● Work instructions: Print the data that follows exactly.

=== Section Start ===

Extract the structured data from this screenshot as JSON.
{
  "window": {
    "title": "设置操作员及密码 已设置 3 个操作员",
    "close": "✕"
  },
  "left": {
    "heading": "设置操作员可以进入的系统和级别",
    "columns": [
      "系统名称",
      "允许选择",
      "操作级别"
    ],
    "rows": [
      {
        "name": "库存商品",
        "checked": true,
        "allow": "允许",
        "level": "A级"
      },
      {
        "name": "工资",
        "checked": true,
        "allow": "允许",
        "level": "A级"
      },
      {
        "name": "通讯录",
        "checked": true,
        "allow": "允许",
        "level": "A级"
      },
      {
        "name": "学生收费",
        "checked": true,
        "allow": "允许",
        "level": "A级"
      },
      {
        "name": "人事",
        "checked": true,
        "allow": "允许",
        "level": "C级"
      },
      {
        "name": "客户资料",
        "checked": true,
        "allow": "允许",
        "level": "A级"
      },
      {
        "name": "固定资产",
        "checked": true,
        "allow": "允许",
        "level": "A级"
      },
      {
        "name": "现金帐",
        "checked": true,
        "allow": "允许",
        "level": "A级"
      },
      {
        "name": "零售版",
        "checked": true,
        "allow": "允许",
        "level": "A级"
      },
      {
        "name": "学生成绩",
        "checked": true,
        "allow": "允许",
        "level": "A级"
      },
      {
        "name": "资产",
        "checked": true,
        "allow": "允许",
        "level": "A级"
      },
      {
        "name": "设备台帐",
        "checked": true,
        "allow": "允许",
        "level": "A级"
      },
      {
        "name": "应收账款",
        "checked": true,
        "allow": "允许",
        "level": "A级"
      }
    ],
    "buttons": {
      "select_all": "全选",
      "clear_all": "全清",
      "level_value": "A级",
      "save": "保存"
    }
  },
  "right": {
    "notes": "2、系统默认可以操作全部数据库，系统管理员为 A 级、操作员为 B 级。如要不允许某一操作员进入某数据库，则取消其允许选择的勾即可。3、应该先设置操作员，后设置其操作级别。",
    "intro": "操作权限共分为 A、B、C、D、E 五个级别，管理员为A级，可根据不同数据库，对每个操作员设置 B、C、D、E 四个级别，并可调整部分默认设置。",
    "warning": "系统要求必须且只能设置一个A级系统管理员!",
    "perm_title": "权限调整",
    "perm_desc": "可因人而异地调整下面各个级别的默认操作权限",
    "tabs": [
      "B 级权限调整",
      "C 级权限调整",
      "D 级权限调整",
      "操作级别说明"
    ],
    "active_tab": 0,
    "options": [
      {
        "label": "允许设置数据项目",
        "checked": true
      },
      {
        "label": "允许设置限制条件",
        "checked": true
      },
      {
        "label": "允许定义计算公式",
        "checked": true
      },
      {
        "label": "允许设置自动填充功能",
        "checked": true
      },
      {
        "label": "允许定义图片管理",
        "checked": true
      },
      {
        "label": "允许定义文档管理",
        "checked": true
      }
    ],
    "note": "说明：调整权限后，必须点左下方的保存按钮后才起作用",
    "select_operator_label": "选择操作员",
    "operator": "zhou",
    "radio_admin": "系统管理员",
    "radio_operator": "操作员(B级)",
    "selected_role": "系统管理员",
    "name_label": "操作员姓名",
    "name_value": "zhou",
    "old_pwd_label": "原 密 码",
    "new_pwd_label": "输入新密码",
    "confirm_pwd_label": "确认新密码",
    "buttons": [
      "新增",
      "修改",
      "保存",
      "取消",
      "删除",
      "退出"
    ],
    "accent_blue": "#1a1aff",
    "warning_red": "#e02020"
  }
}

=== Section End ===

● Answer section:
Extract the structured data from this screenshot as JSON.
{
  "window": {
    "title": "设置操作员及密码 已设置 3 个操作员",
    "close": "✕"
  },
  "left": {
    "heading": "设置操作员可以进入的系统和级别",
    "columns": [
      "系统名称",
      "允许选择",
      "操作级别"
    ],
    "rows": [
      {
        "name": "库存商品",
        "checked": true,
        "allow": "允许",
        "level": "A级"
      },
      {
        "name": "工资",
        "checked": true,
        "allow": "允许",
        "level": "A级"
      },
      {
        "name": "通讯录",
        "checked": true,
        "allow": "允许",
        "level": "A级"
      },
      {
        "name": "学生收费",
        "checked": true,
        "allow": "允许",
        "level": "A级"
      },
      {
        "name": "人事",
        "checked": true,
        "allow": "允许",
        "level": "C级"
      },
      {
        "name": "客户资料",
        "checked": true,
        "allow": "允许",
        "level": "A级"
      },
      {
        "name": "固定资产",
        "checked": true,
        "allow": "允许",
        "level": "A级"
      },
      {
        "name": "现金帐",
        "checked": true,
        "allow": "允许",
        "level": "A级"
      },
      {
        "name": "零售版",
        "checked": true,
        "allow": "允许",
        "level": "A级"
      },
      {
        "name": "学生成绩",
        "checked": true,
        "allow": "允许",
        "level": "A级"
      },
      {
        "name": "资产",
        "checked": true,
        "allow": "允许",
        "level": "A级"
      },
      {
        "name": "设备台帐",
        "checked": true,
        "allow": "允许",
        "level": "A级"
      },
      {
        "name": "应收账款",
        "checked": true,
        "allow": "允许",
        "level": "A级"
      }
    ],
    "buttons": {
      "select_all": "全选",
      "clear_all": "全清",
      "level_value": "A级",
      "save": "保存"
    }
  },
  "right": {
    "notes": "2、系统默认可以操作全部数据库，系统管理员为 A 级、操作员为 B 级。如要不允许某一操作员进入某数据库，则取消其允许选择的勾即可。3、应该先设置操作员，后设置其操作级别。",
    "intro": "操作权限共分为 A、B、C、D、E 五个级别，管理员为A级，可根据不同数据库，对每个操作员设置 B、C、D、E 四个级别，并可调整部分默认设置。",
    "warning": "系统要求必须且只能设置一个A级系统管理员!",
    "perm_title": "权限调整",
    "perm_desc": "可因人而异地调整下面各个级别的默认操作权限",
    "tabs": [
      "B 级权限调整",
      "C 级权限调整",
      "D 级权限调整",
      "操作级别说明"
    ],
    "active_tab": 0,
    "options": [
      {
        "label": "允许设置数据项目",
        "checked": true
      },
      {
        "label": "允许设置限制条件",
        "checked": true
      },
      {
        "label": "允许定义计算公式",
        "checked": true
      },
      {
        "label": "允许设置自动填充功能",
        "checked": true
      },
      {
        "label": "允许定义图片管理",
        "checked": true
      },
      {
        "label": "允许定义文档管理",
        "checked": true
      }
    ],
    "note": "说明：调整权限后，必须点左下方的保存按钮后才起作用",
    "select_operator_label": "选择操作员",
    "operator": "zhou",
    "radio_admin": "系统管理员",
    "radio_operator": "操作员(B级)",
    "selected_role": "系统管理员",
    "name_label": "操作员姓名",
    "name_value": "zhou",
    "old_pwd_label": "原 密 码",
    "new_pwd_label": "输入新密码",
    "confirm_pwd_label": "确认新密码",
    "buttons": [
      "新增",
      "修改",
      "保存",
      "取消",
      "删除",
      "退出"
    ],
    "accent_blue": "#1a1aff",
    "warning_red": "#e02020"
  }
}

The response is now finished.